Materials provided
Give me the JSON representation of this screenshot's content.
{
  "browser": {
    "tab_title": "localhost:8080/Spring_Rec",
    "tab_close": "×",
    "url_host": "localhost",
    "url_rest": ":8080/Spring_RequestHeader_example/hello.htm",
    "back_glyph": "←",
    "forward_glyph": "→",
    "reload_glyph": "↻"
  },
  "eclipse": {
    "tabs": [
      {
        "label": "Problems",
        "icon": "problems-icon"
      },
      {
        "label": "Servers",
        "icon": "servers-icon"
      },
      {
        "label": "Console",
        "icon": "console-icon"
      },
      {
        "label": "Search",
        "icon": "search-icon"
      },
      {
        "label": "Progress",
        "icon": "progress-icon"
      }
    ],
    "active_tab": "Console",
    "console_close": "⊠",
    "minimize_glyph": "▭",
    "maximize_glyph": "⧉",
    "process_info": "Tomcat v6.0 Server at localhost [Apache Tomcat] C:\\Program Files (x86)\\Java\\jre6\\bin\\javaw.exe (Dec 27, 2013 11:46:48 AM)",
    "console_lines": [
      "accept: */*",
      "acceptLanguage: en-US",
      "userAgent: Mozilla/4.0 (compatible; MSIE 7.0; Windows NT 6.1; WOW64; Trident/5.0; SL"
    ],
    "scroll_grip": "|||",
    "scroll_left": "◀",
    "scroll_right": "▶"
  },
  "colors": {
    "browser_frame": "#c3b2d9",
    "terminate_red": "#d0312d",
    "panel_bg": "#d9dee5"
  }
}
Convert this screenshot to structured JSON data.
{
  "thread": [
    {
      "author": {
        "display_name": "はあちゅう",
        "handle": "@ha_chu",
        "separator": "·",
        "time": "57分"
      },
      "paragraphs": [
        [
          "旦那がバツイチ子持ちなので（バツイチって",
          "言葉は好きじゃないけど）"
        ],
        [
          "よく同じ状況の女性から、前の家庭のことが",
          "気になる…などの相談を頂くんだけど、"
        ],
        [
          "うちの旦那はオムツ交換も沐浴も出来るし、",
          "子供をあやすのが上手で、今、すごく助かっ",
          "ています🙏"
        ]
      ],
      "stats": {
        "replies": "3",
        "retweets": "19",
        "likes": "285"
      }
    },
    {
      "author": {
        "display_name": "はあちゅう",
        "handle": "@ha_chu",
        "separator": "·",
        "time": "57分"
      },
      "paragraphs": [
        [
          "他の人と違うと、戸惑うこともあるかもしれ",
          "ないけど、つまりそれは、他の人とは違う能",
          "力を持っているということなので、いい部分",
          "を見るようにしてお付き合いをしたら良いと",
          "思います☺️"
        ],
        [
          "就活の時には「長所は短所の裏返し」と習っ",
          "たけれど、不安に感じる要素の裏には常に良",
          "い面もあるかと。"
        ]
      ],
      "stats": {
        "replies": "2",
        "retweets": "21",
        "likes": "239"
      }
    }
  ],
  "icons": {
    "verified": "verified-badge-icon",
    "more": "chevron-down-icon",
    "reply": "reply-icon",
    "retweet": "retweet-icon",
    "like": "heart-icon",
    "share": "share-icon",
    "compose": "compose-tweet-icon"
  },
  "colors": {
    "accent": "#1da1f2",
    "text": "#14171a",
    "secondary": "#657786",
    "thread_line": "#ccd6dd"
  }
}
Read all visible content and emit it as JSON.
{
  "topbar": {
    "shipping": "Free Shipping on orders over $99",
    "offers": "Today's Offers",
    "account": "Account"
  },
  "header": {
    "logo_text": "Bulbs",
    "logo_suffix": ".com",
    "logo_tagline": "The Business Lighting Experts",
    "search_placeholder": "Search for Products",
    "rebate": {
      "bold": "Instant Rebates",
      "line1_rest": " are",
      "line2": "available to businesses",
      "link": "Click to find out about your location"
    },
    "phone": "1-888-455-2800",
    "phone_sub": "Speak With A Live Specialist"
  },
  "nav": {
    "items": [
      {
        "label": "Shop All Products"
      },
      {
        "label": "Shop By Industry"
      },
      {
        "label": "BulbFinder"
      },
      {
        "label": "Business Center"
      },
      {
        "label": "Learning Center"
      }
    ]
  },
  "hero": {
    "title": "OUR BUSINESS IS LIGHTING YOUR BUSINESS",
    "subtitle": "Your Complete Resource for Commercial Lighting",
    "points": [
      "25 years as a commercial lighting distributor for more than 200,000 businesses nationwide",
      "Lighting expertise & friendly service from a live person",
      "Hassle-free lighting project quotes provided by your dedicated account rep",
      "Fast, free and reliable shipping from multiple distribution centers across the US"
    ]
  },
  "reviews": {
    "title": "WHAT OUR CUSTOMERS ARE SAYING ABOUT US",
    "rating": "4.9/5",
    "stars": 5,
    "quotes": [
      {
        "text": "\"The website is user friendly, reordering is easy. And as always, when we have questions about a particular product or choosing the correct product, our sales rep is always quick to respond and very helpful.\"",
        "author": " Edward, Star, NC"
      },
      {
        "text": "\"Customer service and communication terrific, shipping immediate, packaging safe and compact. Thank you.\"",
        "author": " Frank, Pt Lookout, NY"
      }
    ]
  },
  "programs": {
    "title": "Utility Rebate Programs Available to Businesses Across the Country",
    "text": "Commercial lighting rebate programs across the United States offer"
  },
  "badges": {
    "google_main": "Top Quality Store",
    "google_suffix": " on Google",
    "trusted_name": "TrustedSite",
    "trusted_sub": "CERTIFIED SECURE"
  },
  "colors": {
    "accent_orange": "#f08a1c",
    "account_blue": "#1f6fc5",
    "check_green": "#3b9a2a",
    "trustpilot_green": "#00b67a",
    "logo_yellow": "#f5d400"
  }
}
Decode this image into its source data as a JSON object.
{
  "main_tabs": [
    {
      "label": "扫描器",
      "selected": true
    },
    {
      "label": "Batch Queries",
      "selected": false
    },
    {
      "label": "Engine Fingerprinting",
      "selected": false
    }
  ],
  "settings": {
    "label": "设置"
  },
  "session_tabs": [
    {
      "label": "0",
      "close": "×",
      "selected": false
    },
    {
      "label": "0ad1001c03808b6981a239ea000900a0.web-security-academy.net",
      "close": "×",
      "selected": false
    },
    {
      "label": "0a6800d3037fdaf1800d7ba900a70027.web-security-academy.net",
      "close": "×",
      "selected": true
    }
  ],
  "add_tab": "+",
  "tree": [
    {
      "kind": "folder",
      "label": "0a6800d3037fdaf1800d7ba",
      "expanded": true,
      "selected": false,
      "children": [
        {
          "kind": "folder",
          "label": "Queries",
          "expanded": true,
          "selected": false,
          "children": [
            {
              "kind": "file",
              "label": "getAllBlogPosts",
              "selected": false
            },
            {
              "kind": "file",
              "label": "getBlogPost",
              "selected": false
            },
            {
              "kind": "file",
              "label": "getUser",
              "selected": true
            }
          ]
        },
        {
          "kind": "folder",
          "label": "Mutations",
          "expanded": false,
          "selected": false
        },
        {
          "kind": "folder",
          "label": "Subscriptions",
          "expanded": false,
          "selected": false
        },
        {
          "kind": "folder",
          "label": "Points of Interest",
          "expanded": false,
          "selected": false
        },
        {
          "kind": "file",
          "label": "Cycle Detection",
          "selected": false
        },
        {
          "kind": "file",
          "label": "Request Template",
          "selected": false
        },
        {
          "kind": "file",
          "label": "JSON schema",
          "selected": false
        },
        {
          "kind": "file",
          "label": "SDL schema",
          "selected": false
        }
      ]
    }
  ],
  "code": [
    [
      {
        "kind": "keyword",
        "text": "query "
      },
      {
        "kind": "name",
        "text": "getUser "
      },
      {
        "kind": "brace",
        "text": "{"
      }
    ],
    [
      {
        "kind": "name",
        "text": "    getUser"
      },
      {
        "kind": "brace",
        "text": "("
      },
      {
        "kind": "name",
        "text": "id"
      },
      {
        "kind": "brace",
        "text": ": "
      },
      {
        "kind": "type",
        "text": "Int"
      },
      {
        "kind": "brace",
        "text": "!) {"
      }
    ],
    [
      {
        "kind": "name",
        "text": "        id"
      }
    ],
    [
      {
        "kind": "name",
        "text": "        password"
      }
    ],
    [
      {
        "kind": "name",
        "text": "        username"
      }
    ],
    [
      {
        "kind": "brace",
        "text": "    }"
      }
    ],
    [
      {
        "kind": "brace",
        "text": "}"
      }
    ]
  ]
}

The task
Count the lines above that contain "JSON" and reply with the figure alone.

Completed task
5